►
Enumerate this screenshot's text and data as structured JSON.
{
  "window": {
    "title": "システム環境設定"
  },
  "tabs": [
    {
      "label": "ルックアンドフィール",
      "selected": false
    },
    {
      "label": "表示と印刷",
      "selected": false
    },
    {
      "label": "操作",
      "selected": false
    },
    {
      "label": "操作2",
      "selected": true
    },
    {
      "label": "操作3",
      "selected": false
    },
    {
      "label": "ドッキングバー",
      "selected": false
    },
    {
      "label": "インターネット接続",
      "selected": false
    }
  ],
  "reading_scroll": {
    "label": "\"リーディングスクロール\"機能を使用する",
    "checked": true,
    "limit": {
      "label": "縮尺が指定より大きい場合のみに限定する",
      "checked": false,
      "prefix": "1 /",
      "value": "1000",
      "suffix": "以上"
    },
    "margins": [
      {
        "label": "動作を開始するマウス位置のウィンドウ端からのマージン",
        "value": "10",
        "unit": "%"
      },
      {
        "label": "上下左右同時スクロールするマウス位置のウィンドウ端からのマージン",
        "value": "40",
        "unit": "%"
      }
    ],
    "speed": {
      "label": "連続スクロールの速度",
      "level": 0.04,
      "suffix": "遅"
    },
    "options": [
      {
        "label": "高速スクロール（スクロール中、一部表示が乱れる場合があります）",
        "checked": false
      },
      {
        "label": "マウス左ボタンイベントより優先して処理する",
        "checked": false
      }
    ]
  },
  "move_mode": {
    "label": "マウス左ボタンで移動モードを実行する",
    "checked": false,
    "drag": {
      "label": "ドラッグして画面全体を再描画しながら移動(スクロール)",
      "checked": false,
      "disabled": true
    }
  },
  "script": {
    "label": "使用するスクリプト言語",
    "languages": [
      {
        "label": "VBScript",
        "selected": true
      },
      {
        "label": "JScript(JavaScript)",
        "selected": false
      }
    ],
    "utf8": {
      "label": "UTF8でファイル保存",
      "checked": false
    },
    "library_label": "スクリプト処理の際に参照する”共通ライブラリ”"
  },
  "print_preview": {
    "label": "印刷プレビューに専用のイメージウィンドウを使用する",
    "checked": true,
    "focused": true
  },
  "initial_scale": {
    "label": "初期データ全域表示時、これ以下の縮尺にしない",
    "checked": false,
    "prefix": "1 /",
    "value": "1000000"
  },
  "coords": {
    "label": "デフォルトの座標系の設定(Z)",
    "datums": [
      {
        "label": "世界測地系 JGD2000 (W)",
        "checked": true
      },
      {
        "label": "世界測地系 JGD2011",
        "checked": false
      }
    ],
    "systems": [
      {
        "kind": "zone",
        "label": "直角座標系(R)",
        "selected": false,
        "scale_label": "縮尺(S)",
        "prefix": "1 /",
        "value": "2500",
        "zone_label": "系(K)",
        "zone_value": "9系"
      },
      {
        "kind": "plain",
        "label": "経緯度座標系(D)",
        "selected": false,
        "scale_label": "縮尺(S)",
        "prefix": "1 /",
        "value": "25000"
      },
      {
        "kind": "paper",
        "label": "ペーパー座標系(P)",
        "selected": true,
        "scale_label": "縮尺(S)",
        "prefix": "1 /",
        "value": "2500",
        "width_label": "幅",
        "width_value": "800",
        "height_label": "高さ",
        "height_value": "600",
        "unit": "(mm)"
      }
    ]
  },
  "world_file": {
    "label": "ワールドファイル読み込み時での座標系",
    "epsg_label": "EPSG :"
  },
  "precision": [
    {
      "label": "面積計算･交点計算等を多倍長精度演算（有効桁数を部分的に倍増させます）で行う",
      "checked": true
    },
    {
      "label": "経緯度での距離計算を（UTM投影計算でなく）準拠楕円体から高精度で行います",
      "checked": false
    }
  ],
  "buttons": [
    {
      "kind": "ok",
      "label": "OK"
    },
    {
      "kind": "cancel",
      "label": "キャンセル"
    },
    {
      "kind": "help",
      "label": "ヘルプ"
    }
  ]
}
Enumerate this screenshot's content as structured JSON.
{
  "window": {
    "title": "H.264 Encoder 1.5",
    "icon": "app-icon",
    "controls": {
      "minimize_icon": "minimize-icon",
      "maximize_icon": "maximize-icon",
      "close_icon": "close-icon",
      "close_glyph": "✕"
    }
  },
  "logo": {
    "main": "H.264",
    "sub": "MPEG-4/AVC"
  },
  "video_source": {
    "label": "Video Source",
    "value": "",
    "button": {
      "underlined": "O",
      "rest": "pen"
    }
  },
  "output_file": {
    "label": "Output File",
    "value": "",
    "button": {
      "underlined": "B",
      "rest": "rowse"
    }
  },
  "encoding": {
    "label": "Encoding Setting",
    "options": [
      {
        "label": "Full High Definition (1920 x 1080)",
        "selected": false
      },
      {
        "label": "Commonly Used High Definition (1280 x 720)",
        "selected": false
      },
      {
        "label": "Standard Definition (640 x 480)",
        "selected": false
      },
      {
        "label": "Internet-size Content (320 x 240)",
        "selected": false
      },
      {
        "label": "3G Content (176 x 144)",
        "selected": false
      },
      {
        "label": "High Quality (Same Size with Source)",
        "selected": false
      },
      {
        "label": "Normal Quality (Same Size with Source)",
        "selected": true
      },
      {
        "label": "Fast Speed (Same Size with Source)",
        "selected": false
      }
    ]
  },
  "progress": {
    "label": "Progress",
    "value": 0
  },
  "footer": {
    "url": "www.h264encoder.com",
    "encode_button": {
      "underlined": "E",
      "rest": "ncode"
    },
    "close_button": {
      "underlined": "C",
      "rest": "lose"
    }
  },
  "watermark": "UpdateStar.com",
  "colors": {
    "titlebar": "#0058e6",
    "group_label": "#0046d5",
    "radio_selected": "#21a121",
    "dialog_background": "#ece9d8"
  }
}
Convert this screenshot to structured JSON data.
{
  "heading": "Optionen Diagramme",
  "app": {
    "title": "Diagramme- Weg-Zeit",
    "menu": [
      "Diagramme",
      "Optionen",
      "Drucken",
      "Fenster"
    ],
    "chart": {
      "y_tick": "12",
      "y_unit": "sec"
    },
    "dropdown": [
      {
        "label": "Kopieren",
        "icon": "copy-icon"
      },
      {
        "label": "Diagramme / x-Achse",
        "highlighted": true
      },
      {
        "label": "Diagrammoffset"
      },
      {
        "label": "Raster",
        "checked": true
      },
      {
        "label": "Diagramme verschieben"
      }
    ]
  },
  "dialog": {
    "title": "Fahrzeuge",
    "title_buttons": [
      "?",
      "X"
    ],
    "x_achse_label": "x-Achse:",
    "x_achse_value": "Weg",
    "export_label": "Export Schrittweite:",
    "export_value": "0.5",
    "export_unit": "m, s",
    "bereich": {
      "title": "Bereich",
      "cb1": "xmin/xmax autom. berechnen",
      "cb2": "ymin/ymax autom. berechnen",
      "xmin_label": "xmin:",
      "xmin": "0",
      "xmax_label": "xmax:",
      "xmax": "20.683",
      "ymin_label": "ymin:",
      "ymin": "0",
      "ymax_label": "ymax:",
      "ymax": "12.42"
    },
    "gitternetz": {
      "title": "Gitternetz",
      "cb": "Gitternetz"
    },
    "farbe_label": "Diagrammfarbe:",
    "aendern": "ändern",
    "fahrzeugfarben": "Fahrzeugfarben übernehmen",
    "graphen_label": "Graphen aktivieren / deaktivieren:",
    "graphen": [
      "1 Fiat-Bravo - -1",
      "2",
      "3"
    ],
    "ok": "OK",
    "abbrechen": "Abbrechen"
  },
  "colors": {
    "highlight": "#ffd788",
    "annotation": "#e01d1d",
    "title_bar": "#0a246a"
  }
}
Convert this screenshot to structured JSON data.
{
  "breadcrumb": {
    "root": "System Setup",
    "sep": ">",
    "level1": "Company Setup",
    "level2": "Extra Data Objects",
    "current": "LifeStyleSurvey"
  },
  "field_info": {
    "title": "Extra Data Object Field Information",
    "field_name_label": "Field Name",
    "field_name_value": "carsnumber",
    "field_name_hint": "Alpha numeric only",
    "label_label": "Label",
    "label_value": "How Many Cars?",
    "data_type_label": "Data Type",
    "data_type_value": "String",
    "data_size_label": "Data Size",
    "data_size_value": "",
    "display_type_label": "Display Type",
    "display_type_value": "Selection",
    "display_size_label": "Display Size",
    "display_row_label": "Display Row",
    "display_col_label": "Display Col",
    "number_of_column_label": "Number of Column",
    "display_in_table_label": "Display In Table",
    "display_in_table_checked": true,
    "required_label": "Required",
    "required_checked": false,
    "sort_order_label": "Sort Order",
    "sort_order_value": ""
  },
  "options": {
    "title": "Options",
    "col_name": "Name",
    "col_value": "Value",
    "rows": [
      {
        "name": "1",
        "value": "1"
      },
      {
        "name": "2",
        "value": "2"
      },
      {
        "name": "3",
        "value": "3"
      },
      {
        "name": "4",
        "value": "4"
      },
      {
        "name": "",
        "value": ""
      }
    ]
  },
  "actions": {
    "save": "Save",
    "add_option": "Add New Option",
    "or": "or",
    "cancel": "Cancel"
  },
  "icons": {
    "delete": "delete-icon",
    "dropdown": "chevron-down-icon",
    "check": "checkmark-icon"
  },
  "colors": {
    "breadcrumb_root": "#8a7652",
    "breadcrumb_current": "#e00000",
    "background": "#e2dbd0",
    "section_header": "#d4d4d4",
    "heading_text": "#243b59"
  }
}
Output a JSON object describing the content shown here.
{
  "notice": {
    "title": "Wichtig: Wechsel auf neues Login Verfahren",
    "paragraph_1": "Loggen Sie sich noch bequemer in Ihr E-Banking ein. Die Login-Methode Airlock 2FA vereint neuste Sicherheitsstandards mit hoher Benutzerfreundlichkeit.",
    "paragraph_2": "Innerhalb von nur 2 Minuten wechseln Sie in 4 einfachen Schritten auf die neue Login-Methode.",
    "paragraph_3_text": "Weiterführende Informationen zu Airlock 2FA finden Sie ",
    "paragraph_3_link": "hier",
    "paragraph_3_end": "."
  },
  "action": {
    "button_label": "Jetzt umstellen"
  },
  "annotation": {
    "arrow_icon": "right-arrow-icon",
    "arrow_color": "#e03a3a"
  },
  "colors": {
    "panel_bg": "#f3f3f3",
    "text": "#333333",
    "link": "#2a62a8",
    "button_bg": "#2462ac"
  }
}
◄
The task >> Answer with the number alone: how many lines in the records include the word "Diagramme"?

Finished task >> 5